* What this task involves
Go through the material and return every line that contains the string "Center".

* Data in this exercise
<<<<

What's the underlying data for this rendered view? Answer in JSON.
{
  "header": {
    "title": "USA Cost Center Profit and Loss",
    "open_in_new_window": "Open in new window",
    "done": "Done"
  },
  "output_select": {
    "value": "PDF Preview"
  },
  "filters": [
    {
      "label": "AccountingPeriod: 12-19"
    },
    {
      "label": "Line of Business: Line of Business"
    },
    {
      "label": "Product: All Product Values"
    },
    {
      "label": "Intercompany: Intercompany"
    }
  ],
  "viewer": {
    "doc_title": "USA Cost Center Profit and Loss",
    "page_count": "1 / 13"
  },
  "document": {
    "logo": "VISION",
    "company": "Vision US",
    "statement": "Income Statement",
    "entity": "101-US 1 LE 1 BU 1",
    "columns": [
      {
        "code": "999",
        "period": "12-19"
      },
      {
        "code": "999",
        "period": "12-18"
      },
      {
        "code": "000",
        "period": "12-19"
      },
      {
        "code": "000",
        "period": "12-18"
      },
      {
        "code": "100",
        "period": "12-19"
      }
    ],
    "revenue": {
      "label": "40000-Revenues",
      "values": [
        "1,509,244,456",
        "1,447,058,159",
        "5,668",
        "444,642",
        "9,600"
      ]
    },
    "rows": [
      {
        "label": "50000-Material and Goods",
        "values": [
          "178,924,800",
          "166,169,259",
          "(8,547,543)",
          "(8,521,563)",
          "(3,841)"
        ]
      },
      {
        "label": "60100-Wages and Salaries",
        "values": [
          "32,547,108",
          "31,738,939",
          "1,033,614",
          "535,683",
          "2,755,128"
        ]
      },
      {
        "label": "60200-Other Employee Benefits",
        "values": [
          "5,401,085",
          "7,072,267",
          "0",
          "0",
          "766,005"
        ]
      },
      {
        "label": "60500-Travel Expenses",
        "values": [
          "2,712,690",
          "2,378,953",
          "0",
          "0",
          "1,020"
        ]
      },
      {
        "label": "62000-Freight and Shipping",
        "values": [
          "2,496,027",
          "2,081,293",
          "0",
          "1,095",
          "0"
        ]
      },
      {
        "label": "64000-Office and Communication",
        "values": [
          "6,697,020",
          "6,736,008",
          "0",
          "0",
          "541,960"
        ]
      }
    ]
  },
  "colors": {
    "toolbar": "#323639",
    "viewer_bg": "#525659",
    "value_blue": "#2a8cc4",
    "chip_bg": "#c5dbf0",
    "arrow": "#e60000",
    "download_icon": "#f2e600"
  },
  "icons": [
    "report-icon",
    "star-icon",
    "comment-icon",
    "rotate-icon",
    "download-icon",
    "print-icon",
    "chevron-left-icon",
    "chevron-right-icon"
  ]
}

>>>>

* Reply to the task
    "title": "USA Cost Center Profit and Loss",
    "doc_title": "USA Cost Center Profit and Loss",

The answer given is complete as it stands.